disintegrate around us, and as I hear 18 year-olds saying that they do not want to live in this world, I wonder, and I ask you: was it all worth it in the name of meritocracy?
Mexico City, June 2011
The following books and articles were food for thought in the writing process:
Author unknown (2011) Few options for Europe´s indignant youth, published in Toro Economics, last accessed online on 18/6/2011 on http://www.toroeconomics.com/2011/06/05/few-options-for-europes-indignant-youth/ Bauman, Z. (2004) Work, consumerism and the new poor, Oxford University Press Blackburn, S. (2007) A fair day´s wage for a fair day´s work? Sweated labour and the origins of minimum wage legislation in Britain, Ashgate Publishers Brown, P. and Hesketh, A. (2004) The mismanagement of talent. Employability and jobs in the knowledge economy, Oxford University Press Brown, P. et al. (2011) The global auction: the broken promises of education, jobs and incomes, Oxford University Press Coupland, D. (1996) Generation X: tales from an accelerated culture, Abacus Ehrenreich, B. (2002) Nickel and dimed: undercover in low-wage America, Granta Books Flintoff, J. (2007) Whatever happened to meritocracy? published in The Guardian on 4/2/2007, last accessed online on 19/6/2011 on http://www.timesonline.co.uk/tol/news/uk/article1324144.ece Garfinkel, H. (1956). Conditions of successful degradation ceremonies, American Journal of Sociology, 61, 420-424. Goffman, E. (1963) Stigma: notes on the management of spoiled identity, Prentice-Hall Lyon, D. (ed.) (2006) Theorizing surveillance: the panopticon and beyond, Willan Publishers Smith, H. (2010) Greek debt crisis faces double blow of brain drain and early retirement, published in The Guardian on 20/5/2010, last accessed online on 18/6/2011 on http://www.guardian.co.uk/business/2010/may/20/greece-brain-drain-retirement-crisis Sparkes, A. C. (2002). Autoethnography: Self-indulgence or something more? In A. Bochner & C. Ellis (Eds.), Ethnographically speaking: Autoethnography, literature, and aesthetics, pp. 209-232. New York, Altamira. Toynbee, P. (2003) Hard work: life in low-pay Britain, Bloomsbury Publishing

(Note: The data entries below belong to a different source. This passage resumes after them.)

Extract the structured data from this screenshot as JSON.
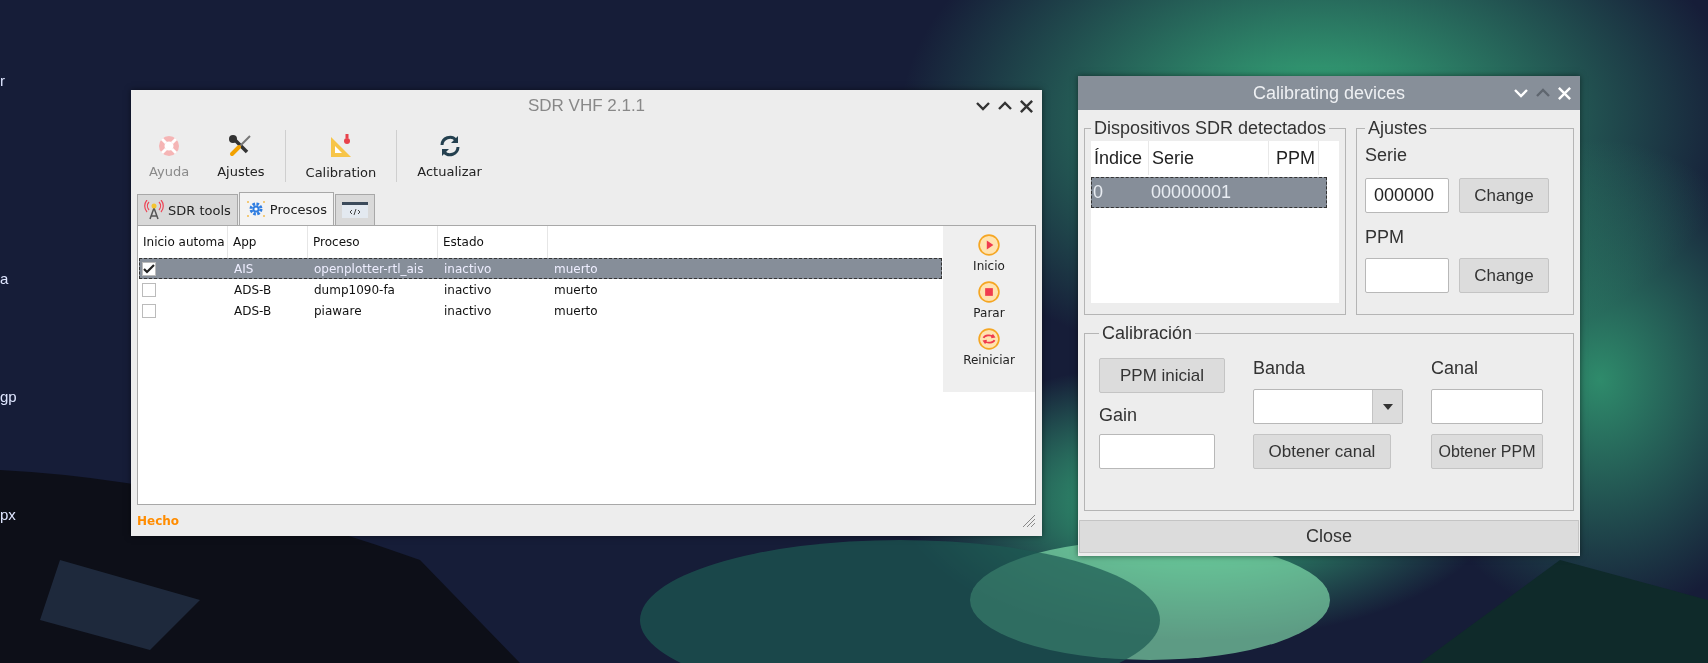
{
  "desktop": {
    "labels": [
      "r",
      "a",
      "gp",
      "px"
    ],
    "background": {
      "kind": "picture"
    }
  },
  "main_window": {
    "title": "SDR VHF 2.1.1",
    "toolbar": [
      {
        "label": "Ayuda",
        "kind": "help",
        "disabled": true
      },
      {
        "label": "Ajustes",
        "kind": "settings",
        "disabled": false
      },
      {
        "kind": "separator"
      },
      {
        "label": "Calibration",
        "kind": "calibration",
        "disabled": false
      },
      {
        "kind": "separator"
      },
      {
        "label": "Actualizar",
        "kind": "refresh",
        "disabled": false
      }
    ],
    "tabs": [
      {
        "label": "SDR tools",
        "kind": "antenna",
        "selected": false
      },
      {
        "label": "Procesos",
        "kind": "gear",
        "selected": true
      },
      {
        "kind": "code",
        "selected": false
      }
    ],
    "table": {
      "columns": [
        "Inicio automa",
        "App",
        "Proceso",
        "Estado"
      ],
      "rows": [
        {
          "checked": true,
          "selected": true,
          "cells": [
            "",
            "AIS",
            "openplotter-rtl_ais",
            "inactivo",
            "muerto"
          ]
        },
        {
          "checked": false,
          "selected": false,
          "cells": [
            "",
            "ADS-B",
            "dump1090-fa",
            "inactivo",
            "muerto"
          ]
        },
        {
          "checked": false,
          "selected": false,
          "cells": [
            "",
            "ADS-B",
            "piaware",
            "inactivo",
            "muerto"
          ]
        }
      ]
    },
    "side_buttons": [
      {
        "label": "Inicio",
        "kind": "play"
      },
      {
        "label": "Parar",
        "kind": "stop"
      },
      {
        "label": "Reiniciar",
        "kind": "restart"
      }
    ],
    "status_bar": "Hecho"
  },
  "calibration_window": {
    "title": "Calibrating devices",
    "devices": {
      "title": "Dispositivos SDR detectados",
      "columns": [
        "Índice",
        "Serie",
        "PPM"
      ],
      "rows": [
        {
          "selected": true,
          "cells": [
            "0",
            "00000001",
            ""
          ]
        }
      ]
    },
    "settings": {
      "title": "Ajustes",
      "serie_label": "Serie",
      "serie_value": "000000",
      "ppm_label": "PPM",
      "change_buttons": [
        "Change",
        "Change"
      ]
    },
    "calibration": {
      "title": "Calibración",
      "ppm_button": "PPM inicial",
      "gain_label": "Gain",
      "band_label": "Banda",
      "channel_label": "Canal",
      "get_channel_button": "Obtener canal",
      "get_ppm_button": "Obtener PPM"
    },
    "close_button": "Close"
  }
}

Toynbee, P. and Walker, D. (2008) Unjust rewards: exposing greed and inequality in Britain today, Granta Books Tremlett, G. (2011) Spain's lost generation of graduates join wave of migrants in search of jobs, published in The Guardian on 28/3/2011, last accessed online on 18/6/2011 on http://www.guardian.co.uk/world/2011/mar/28/new-europe-spain-graduates-emigrate Winnett, R. (2008) Biggest brain drain from UK in 50 years, published in The Telegraph on 21/2/2008, last accessed online on 19/6/2011 on http://www.telegraph.co.uk/news/uknews/1579345/Biggest-brain-drain-from-UK-in-50years.html